--- WORK TO BE COMPLETED ---
Search the records for "heading" and copy each line that holds it.

[Saved data entries]
========================

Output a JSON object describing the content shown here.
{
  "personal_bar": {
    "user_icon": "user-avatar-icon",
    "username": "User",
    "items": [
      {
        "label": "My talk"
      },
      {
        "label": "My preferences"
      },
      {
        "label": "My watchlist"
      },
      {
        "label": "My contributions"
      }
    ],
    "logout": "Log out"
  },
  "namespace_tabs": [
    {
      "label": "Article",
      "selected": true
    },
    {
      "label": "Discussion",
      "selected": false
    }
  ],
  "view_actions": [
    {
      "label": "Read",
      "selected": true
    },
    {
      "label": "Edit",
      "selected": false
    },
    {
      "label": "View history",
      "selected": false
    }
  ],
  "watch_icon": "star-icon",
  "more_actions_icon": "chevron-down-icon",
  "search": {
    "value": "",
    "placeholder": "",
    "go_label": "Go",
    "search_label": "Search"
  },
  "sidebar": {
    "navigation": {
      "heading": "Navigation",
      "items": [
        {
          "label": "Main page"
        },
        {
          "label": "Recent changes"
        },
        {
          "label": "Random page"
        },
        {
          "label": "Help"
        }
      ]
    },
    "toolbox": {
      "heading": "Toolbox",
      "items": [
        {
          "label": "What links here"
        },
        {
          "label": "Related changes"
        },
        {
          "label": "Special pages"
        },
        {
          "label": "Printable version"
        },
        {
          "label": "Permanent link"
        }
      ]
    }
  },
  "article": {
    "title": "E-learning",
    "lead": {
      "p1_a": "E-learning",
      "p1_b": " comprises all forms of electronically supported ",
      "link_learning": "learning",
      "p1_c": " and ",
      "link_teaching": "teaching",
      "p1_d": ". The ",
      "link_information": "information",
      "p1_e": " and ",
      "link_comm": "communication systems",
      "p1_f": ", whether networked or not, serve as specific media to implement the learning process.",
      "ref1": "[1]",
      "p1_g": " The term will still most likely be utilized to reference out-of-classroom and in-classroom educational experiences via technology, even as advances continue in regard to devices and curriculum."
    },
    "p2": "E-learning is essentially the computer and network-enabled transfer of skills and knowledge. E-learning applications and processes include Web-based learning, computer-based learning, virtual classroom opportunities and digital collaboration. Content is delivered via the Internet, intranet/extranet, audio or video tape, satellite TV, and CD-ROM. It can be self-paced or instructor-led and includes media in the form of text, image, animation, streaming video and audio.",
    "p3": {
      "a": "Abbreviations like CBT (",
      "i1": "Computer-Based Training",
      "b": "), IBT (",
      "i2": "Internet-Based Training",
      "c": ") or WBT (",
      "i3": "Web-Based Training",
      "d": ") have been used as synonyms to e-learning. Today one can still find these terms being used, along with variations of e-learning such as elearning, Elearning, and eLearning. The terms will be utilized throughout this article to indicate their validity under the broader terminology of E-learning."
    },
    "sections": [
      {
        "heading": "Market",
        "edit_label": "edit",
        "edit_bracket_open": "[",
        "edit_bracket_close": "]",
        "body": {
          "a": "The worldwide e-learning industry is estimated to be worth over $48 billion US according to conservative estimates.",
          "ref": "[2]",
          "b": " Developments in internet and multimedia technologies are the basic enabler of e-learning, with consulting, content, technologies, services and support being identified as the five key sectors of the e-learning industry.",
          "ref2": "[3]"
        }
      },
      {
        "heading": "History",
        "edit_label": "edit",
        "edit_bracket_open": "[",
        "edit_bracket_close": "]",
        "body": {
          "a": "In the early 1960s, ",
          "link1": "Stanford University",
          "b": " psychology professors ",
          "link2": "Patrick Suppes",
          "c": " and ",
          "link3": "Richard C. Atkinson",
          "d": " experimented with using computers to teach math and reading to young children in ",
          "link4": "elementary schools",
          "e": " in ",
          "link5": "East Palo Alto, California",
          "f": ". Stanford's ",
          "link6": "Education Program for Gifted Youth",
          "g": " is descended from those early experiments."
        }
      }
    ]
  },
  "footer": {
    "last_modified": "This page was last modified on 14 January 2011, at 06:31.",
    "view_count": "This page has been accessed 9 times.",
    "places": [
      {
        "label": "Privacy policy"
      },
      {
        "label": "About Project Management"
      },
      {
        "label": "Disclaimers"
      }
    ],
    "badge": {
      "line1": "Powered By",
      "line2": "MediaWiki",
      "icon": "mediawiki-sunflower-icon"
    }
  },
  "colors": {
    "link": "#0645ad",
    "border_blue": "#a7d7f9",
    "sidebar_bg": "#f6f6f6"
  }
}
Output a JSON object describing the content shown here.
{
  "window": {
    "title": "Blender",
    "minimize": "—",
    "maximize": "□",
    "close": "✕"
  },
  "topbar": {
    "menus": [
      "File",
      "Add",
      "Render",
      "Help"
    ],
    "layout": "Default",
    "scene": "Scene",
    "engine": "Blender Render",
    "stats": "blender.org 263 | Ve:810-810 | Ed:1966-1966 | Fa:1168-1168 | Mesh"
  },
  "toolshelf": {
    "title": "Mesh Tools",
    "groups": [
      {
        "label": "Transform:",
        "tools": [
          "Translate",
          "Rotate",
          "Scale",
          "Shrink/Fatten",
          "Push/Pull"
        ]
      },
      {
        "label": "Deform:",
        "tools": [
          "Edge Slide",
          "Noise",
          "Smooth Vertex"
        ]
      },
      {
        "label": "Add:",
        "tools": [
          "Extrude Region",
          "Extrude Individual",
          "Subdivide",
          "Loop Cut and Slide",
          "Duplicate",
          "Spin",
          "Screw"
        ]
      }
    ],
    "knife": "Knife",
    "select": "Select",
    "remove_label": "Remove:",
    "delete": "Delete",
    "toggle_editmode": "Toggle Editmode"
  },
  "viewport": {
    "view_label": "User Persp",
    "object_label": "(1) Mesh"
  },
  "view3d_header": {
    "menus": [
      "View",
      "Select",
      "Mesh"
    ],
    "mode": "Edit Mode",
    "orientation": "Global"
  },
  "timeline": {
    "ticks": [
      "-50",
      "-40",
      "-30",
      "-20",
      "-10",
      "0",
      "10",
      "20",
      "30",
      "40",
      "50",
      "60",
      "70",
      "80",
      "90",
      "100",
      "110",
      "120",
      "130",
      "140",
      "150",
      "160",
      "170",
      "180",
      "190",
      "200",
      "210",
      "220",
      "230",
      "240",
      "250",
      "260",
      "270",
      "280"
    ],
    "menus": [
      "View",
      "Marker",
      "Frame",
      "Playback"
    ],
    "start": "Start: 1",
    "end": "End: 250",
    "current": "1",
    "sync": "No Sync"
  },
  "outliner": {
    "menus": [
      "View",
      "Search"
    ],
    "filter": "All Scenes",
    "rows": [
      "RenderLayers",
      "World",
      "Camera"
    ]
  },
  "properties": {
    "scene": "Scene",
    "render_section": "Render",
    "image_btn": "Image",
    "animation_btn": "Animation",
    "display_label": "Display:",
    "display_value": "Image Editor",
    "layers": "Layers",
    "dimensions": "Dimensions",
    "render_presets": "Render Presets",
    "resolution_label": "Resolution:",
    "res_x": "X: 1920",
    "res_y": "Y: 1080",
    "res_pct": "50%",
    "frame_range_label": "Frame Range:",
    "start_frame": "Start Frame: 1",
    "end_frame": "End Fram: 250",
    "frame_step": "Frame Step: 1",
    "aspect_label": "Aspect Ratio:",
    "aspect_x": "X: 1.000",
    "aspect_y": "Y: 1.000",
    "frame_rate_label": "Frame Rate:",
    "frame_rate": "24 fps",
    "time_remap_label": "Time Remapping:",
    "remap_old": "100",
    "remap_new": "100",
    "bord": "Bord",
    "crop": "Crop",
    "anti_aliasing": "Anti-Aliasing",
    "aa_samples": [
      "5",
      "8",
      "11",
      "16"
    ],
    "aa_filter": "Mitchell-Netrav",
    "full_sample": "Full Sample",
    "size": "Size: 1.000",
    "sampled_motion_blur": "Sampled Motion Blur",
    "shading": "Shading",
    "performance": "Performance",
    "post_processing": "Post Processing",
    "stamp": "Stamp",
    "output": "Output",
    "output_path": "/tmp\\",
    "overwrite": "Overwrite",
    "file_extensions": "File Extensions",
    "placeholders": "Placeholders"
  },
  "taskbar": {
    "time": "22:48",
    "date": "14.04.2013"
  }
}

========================

--- EXERCISE OUTPUT ---
      "heading": "Navigation",
      "heading": "Toolbox",
        "heading": "Market",
        "heading": "History",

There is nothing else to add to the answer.